WHAT NEEDS TO BE DONE
The expected output is every line of the data exactly as shown, minus the images.

+++

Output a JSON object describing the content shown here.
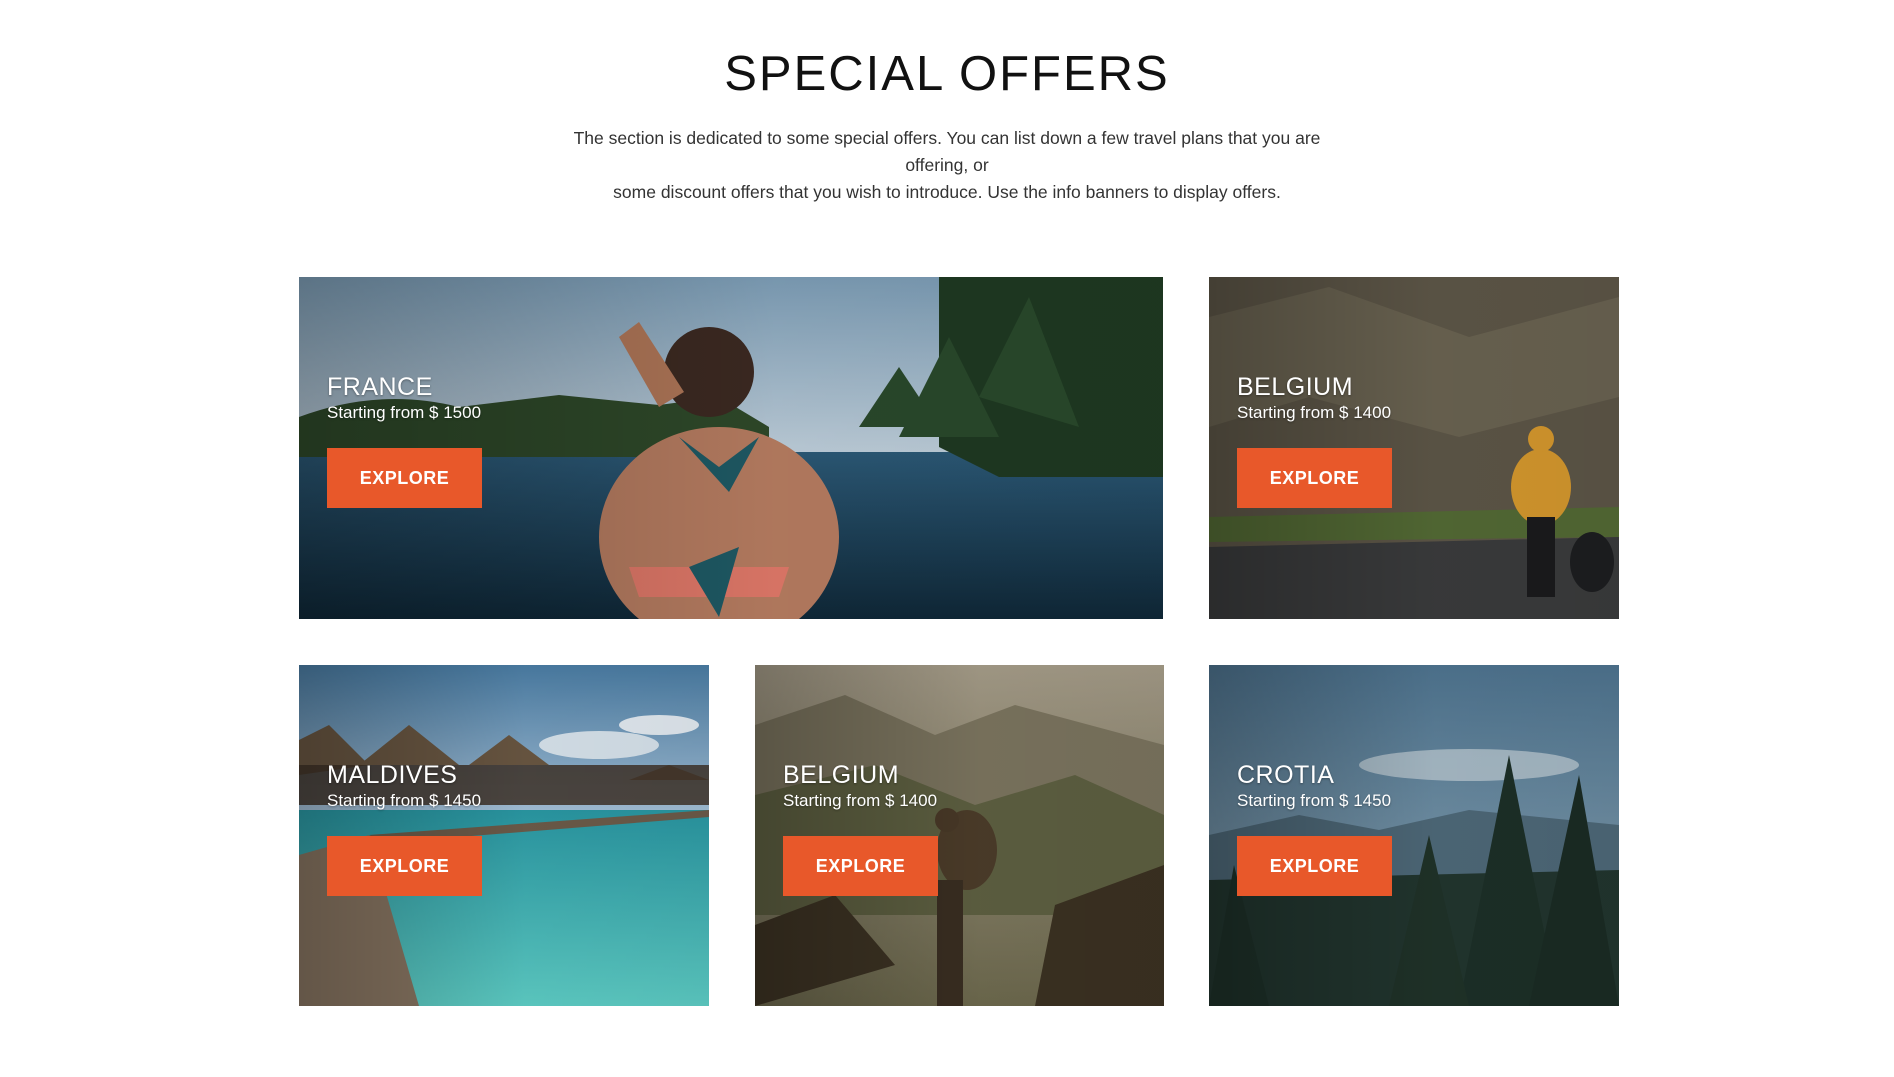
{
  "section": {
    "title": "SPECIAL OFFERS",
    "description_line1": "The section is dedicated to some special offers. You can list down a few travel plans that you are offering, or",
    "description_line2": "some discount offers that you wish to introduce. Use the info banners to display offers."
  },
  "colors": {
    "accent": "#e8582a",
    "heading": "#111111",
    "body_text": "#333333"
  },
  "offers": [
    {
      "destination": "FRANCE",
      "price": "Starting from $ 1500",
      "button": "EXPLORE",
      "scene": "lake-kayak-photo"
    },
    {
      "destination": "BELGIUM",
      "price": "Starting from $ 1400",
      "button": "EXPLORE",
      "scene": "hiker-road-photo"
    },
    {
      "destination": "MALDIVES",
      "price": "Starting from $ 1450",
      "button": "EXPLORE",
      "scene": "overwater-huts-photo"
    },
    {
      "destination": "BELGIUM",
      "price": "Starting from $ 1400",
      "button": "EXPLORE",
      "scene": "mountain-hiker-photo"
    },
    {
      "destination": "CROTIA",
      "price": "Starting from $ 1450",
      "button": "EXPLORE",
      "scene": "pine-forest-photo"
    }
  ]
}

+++

ANSWER AREA
Output a JSON object describing the content shown here.
{
  "section": {
    "title": "SPECIAL OFFERS",
    "description_line1": "The section is dedicated to some special offers. You can list down a few travel plans that you are offering, or",
    "description_line2": "some discount offers that you wish to introduce. Use the info banners to display offers."
  },
  "colors": {
    "accent": "#e8582a",
    "heading": "#111111",
    "body_text": "#333333"
  },
  "offers": [
    {
      "destination": "FRANCE",
      "price": "Starting from $ 1500",
      "button": "EXPLORE",
      "scene": "lake-kayak-photo"
    },
    {
      "destination": "BELGIUM",
      "price": "Starting from $ 1400",
      "button": "EXPLORE",
      "scene": "hiker-road-photo"
    },
    {
      "destination": "MALDIVES",
      "price": "Starting from $ 1450",
      "button": "EXPLORE",
      "scene": "overwater-huts-photo"
    },
    {
      "destination": "BELGIUM",
      "price": "Starting from $ 1400",
      "button": "EXPLORE",
      "scene": "mountain-hiker-photo"
    },
    {
      "destination": "CROTIA",
      "price": "Starting from $ 1450",
      "button": "EXPLORE",
      "scene": "pine-forest-photo"
    }
  ]
}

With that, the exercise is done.